Perth breast-cancer victim files case against ANZ’s OnePath

Perth breast-cancer victim files case against ANZ’s OnePath | Insurance Business Australia

Perth breast-cancer victim files case against ANZ’s OnePath

A Perth breast cancer victim who was unable to work has launched legal action against her insurance company after her claim for income-protection benefits was rejected.

Marjory Augustine was working as an education assistant when she was diagnosed with breast cancer in Dec. 2014. She underwent surgery in early 2015 and began chemotherapy and radiation soon after.

A writ filed by Maurice Blackburn lawyers on behalf of Augustine to the WA District Court said the 60-year-old lodged a claim for insurance benefits through OnePath Life, and alleged the insurer promised to pay her a monthly benefit of more than $2,000, so long as she was “totally disabled due to illness”, Fairfax Media reported.

The ANZ-owned insurer declined the application for the benefit in 2015, and again after a review of the original decision was carried out.

Augustine told WAtoday her cancer treatment caused her bones to become extremely brittle and made her unable to work.

Last year, she underwent surgery after a contact with a kerb caused her to break her tibia. She also required surgery earlier this year because of a ripped tendon on her shoulder.

Augustine also tried to go back to work last year, but she eventually quit because she found it very hard.

Maurice Blackburn lawyers said Augustine and her husband, Gerald’s, meeting with a financial adviser was central to the case.

In one of the meetings, the adviser made an electronic application for insurance through OnePath Life. The application was completed with the adviser encoding Augustine’s answers to the questions. The necessary forms were later signed by Augustine to process the application.

But Maurice Blackburn alleged the electronic application was riddled with mistakes, such as that Augustine had never been pregnant, when she has four children.

Meanwhile, OnePath Life claimed that Augustine did not fully disclose her medical history and would have exceeded the maximum number of exclusions under the policy. These exclusions related to knee, back, shoulder, and other health issues.

In response, Maurice Blackburn lawyers said that none of those exclusions related to the reasons why Augustine stopped working.
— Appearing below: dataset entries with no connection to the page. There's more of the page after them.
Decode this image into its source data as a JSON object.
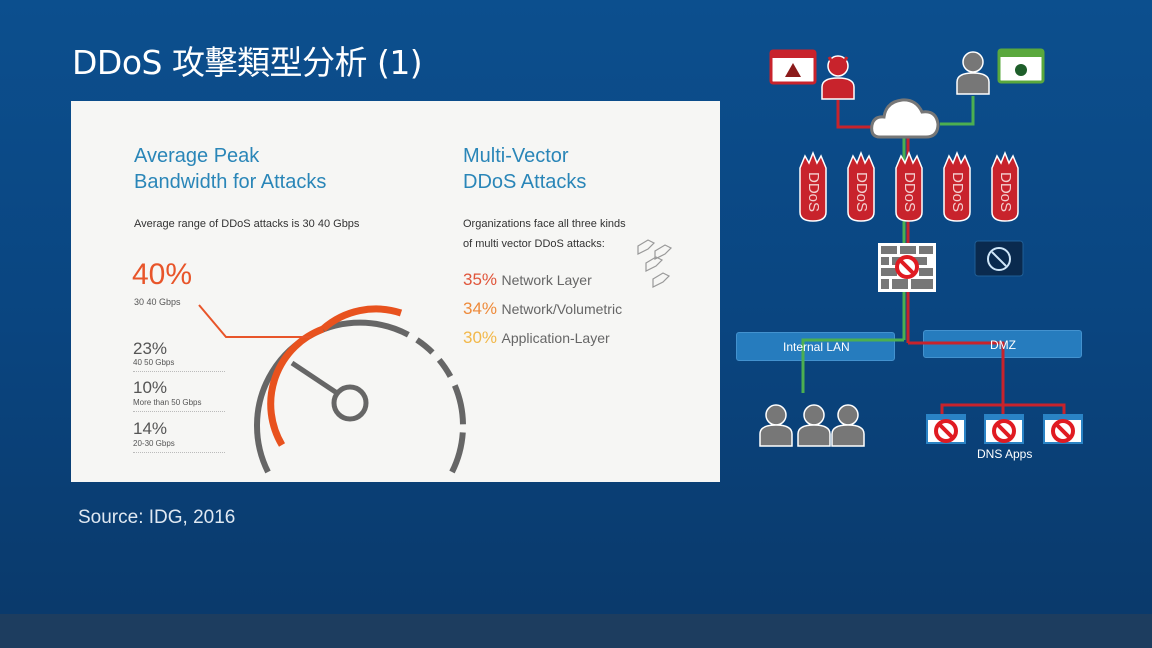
{
  "slide": {
    "title": "DDoS 攻擊類型分析 (1)",
    "source": "Source: IDG, 2016"
  },
  "infographic": {
    "left": {
      "heading_line1": "Average Peak",
      "heading_line2": "Bandwidth for Attacks",
      "subtitle": "Average range of DDoS attacks is 30 40 Gbps",
      "main_stat": {
        "value": "40%",
        "label": "30 40 Gbps"
      },
      "stats": [
        {
          "value": "23%",
          "label": "40 50 Gbps"
        },
        {
          "value": "10%",
          "label": "More than 50 Gbps"
        },
        {
          "value": "14%",
          "label": "20-30 Gbps"
        }
      ]
    },
    "right": {
      "heading_line1": "Multi-Vector",
      "heading_line2": "DDoS Attacks",
      "subtitle_line1": "Organizations face all three kinds",
      "subtitle_line2": "of multi vector DDoS attacks:",
      "items": [
        {
          "value": "35%",
          "label": "Network Layer",
          "color": "#e0553a"
        },
        {
          "value": "34%",
          "label": "Network/Volumetric",
          "color": "#ee8a3a"
        },
        {
          "value": "30%",
          "label": "Application-Layer",
          "color": "#f2b84a"
        }
      ]
    }
  },
  "diagram": {
    "bomb_label": "DDoS",
    "internal_lan": "Internal LAN",
    "dmz": "DMZ",
    "dns_apps": "DNS Apps",
    "colors": {
      "attack": "#c8232c",
      "legit": "#4caf50",
      "zone": "#2a83c5"
    }
  }
}
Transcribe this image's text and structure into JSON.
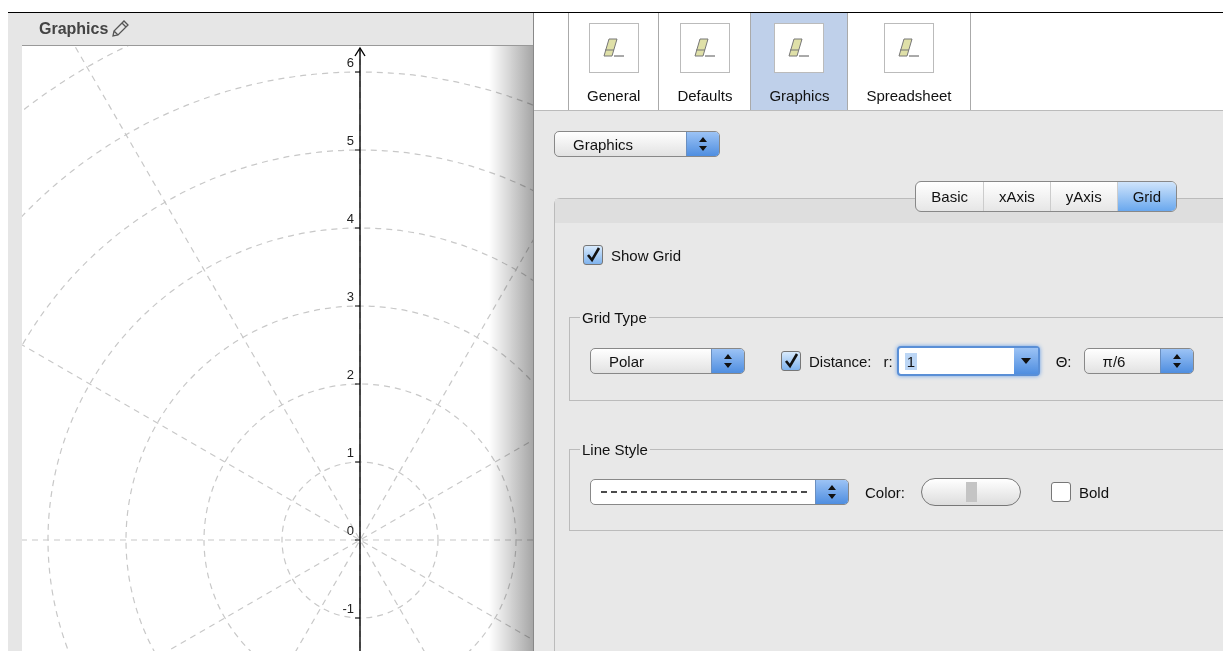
{
  "graphics_view": {
    "title": "Graphics",
    "y_tick_labels": [
      "6",
      "5",
      "4",
      "3",
      "2",
      "1",
      "0",
      "-1"
    ]
  },
  "categories": [
    {
      "label": "General",
      "selected": false
    },
    {
      "label": "Defaults",
      "selected": false
    },
    {
      "label": "Graphics",
      "selected": true
    },
    {
      "label": "Spreadsheet",
      "selected": false
    }
  ],
  "view_select": {
    "value": "Graphics"
  },
  "tabs": [
    {
      "label": "Basic",
      "selected": false
    },
    {
      "label": "xAxis",
      "selected": false
    },
    {
      "label": "yAxis",
      "selected": false
    },
    {
      "label": "Grid",
      "selected": true
    }
  ],
  "show_grid": {
    "label": "Show Grid",
    "checked": true
  },
  "grid_type": {
    "title": "Grid Type",
    "type_select": "Polar",
    "distance": {
      "label": "Distance:",
      "checked": true
    },
    "r_label": "r:",
    "r_value": "1",
    "theta_label": "Θ:",
    "theta_select": "π/6"
  },
  "line_style": {
    "title": "Line Style",
    "color_label": "Color:",
    "bold": {
      "label": "Bold",
      "checked": false
    }
  }
}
"Marjory met with an insurance adviser and gave honest and open answers to all questions put to her," Phil Gleeson, Maurice Blackburn principal, told the publication. "The rejection of Marjory's insurance claim is a terrible blow for someone battling cancer. It is made more hurtful when the rejection is for non-disclosure and yet it is glaringly obvious to anyone reading a form where a mother of four children denies ever being pregnant that her actual answers clearly have not made their way into her application form.”

An ANZ spokesman said the company was "aware of the matter and was looking into it."

"We are continuing to engage in good faith with the customer’s solicitors about some of the complex details involved in this matter," the spokesman told Fairfax. "While it is currently before the court it would be inappropriate to comment any further at this stage."